The OWWA office at the embassy in London is at the forefront of dealing with compatriots in need.

OWWA membership is open to all overseas Filipinos who have work, those who have become residents, or to those who changed their citizenship but have dual nationality and therefore still Filipinos.

According to Esperanza Cobarrubias, Officer in Charge, a member’s family can claim benefits. “Death benefit can be availed of by the family. There are also social benefits such as education assistance for one child of the deceased OFW whatever level in elementary, high school or college. If still in elementary, this continues until the child completes college.”

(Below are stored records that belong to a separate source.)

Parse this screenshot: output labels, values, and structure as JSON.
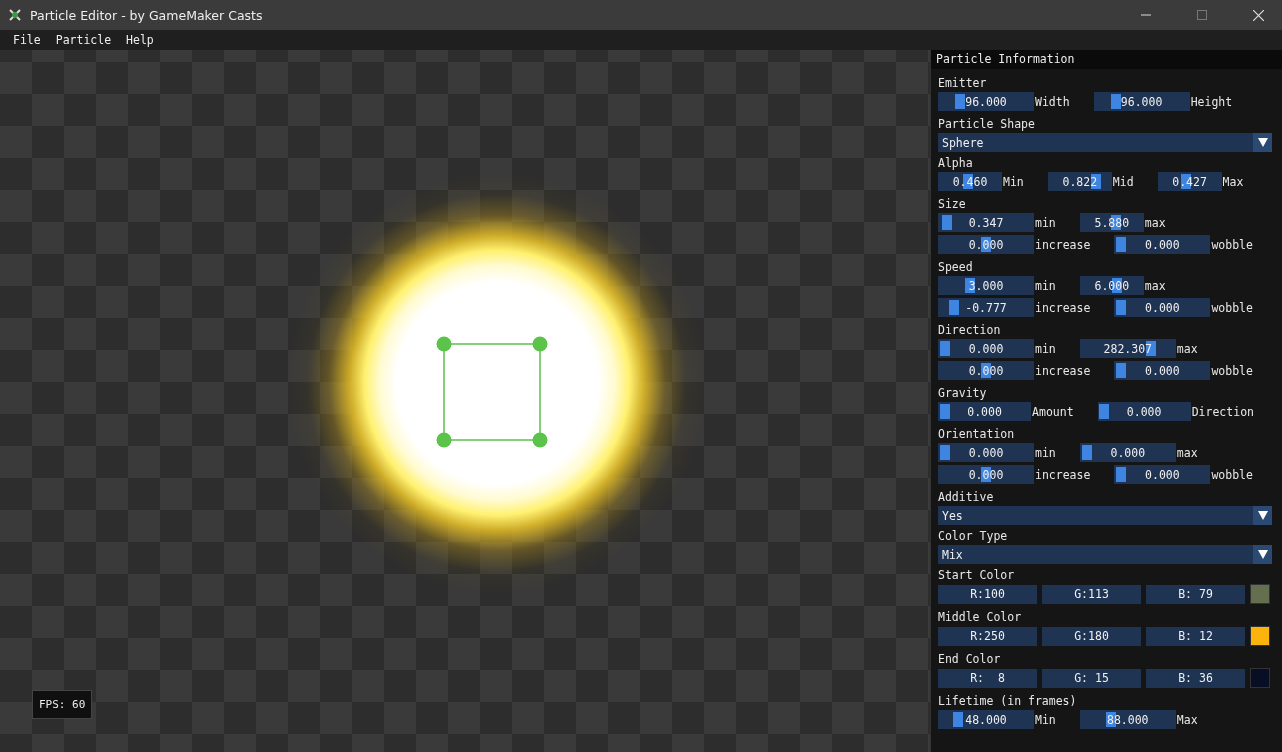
{
  "window": {
    "title": "Particle Editor - by GameMaker Casts"
  },
  "menu": [
    {
      "label": "File"
    },
    {
      "label": "Particle"
    },
    {
      "label": "Help"
    }
  ],
  "canvas": {
    "fps": "FPS: 60"
  },
  "panel": {
    "title": "Particle Information",
    "sections": [
      {
        "label": "Emitter",
        "kind": "sliders",
        "rows": [
          [
            {
              "value": "96.000",
              "level": 0.2,
              "label": "Width",
              "kind": "wide"
            },
            {
              "value": "96.000",
              "level": 0.2,
              "label": "Height",
              "kind": "wide"
            }
          ]
        ]
      },
      {
        "label": "Particle Shape",
        "kind": "dropdown",
        "value": "Sphere"
      },
      {
        "label": "Alpha",
        "kind": "sliders",
        "rows": [
          [
            {
              "value": "0.460",
              "level": 0.46,
              "label": "Min",
              "kind": "narrow"
            },
            {
              "value": "0.822",
              "level": 0.8,
              "label": "Mid",
              "kind": "narrow"
            },
            {
              "value": "0.427",
              "level": 0.43,
              "label": "Max",
              "kind": "narrow"
            }
          ]
        ]
      },
      {
        "label": "Size",
        "kind": "sliders",
        "rows": [
          [
            {
              "value": "0.347",
              "level": 0.05,
              "label": "min",
              "kind": "wide"
            },
            {
              "value": "5.880",
              "level": 0.57,
              "label": "max",
              "kind": "narrow"
            }
          ],
          [
            {
              "value": "0.000",
              "level": 0.5,
              "label": "increase",
              "kind": "wide"
            },
            {
              "value": "0.000",
              "level": 0.02,
              "label": "wobble",
              "kind": "wide"
            }
          ]
        ]
      },
      {
        "label": "Speed",
        "kind": "sliders",
        "rows": [
          [
            {
              "value": "3.000",
              "level": 0.31,
              "label": "min",
              "kind": "wide"
            },
            {
              "value": "6.000",
              "level": 0.59,
              "label": "max",
              "kind": "narrow"
            }
          ],
          [
            {
              "value": "-0.777",
              "level": 0.13,
              "label": "increase",
              "kind": "wide"
            },
            {
              "value": "0.000",
              "level": 0.02,
              "label": "wobble",
              "kind": "wide"
            }
          ]
        ]
      },
      {
        "label": "Direction",
        "kind": "sliders",
        "rows": [
          [
            {
              "value": "0.000",
              "level": 0.02,
              "label": "min",
              "kind": "wide"
            },
            {
              "value": "282.307",
              "level": 0.77,
              "label": "max",
              "kind": "wide"
            }
          ],
          [
            {
              "value": "0.000",
              "level": 0.5,
              "label": "increase",
              "kind": "wide"
            },
            {
              "value": "0.000",
              "level": 0.02,
              "label": "wobble",
              "kind": "wide"
            }
          ]
        ]
      },
      {
        "label": "Gravity",
        "kind": "sliders",
        "rows": [
          [
            {
              "value": "0.000",
              "level": 0.02,
              "label": "Amount",
              "kind": "wide"
            },
            {
              "value": "0.000",
              "level": 0.02,
              "label": "Direction",
              "kind": "wide"
            }
          ]
        ]
      },
      {
        "label": "Orientation",
        "kind": "sliders",
        "rows": [
          [
            {
              "value": "0.000",
              "level": 0.02,
              "label": "min",
              "kind": "wide"
            },
            {
              "value": "0.000",
              "level": 0.02,
              "label": "max",
              "kind": "wide"
            }
          ],
          [
            {
              "value": "0.000",
              "level": 0.5,
              "label": "increase",
              "kind": "wide"
            },
            {
              "value": "0.000",
              "level": 0.02,
              "label": "wobble",
              "kind": "wide"
            }
          ]
        ]
      },
      {
        "label": "Additive",
        "kind": "dropdown",
        "value": "Yes"
      },
      {
        "label": "Color Type",
        "kind": "dropdown",
        "value": "Mix"
      },
      {
        "label": "Start Color",
        "kind": "color",
        "channels": [
          "R:100",
          "G:113",
          "B: 79"
        ],
        "color": "#646f4f"
      },
      {
        "label": "Middle Color",
        "kind": "color",
        "channels": [
          "R:250",
          "G:180",
          "B: 12"
        ],
        "color": "#fab40c"
      },
      {
        "label": "End Color",
        "kind": "color",
        "channels": [
          "R:  8",
          "G: 15",
          "B: 36"
        ],
        "color": "#080f24"
      },
      {
        "label": "Lifetime (in frames)",
        "kind": "sliders",
        "rows": [
          [
            {
              "value": "48.000",
              "level": 0.17,
              "label": "Min",
              "kind": "wide"
            },
            {
              "value": "88.000",
              "level": 0.3,
              "label": "Max",
              "kind": "wide"
            }
          ]
        ]
      }
    ]
  }
}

OWWA membership costs £18 every two years per contract.
According to OWWA policy, an employer has first responsibility for the repatriation of remains, and they collect the cost of repatriation which could amount up to £3,000. But if there is no available employer or recruitment agency, OWWA can then come in, get involved and actually help the family.

It is not easy to die abroad, especially if your loved ones are in the Philippines. There are many things to think about so that if you die overseas, for example in the United Kingdom, those you leave behind will not suffer unnecessarily and you can protect their interests. These include:

  1. Have a last will and testament
    2. Have life insurance
    3. If already a British citizen, obtain dual nationality
    4. Become members of OWWA and Social Security System
    5. Join Filipino community organizations who might be able to help especially the undocumented.

You need to have a last will and testament, and your loved ones need to know where it is. Those who are unmarried or only civil partners have no right to inherit from the deceased, so it is important to specify in your will what you wish to give them.

In your will, you need to clearly indicate whether you want your body cremated, buried in the United Kingdom, or sent back home to the Philippines.

If you already have British nationality, this means you are under the care of the British government. If you want to be looked after by the Philippines, it is vital for Filipinos to obtain dual nationality. This could help when an overseas Filipino dies abroad because a Filipino outside the country is the responsibility of the Philippines and it would be easy to approach the embassy as necessary or for the repatriation of remains.

It is important to join OWWA because it has a provision to help compatriots who die in a foreign land.

An active member is covered for P100,000 if they die from natural causes, and P200,000 if they die from an accident. Aside from this, there is also a burial benefit of P20,000.

In the same way, if you are an SSS member, there are benefits that will accrue to your family if and when you die, such us a monthly pension or lump sum and burial benefit.

Joining an organization such as FDWA can help, for example, the undocumented. Even if they are not members or their membership has lapsed, OWWA can still help.

If you do not have a will or insurance yet, you are not a dual national, or not yet a member yet of OWWA or SSS or any organizations that help the undocumented, it would be best to seek advice from a lawyer or go to the embassy directly to apply for dual citizenship and to join the government schemes.



Back to top button

Adblock Detected

Please consider supporting us by disabling your ad blocker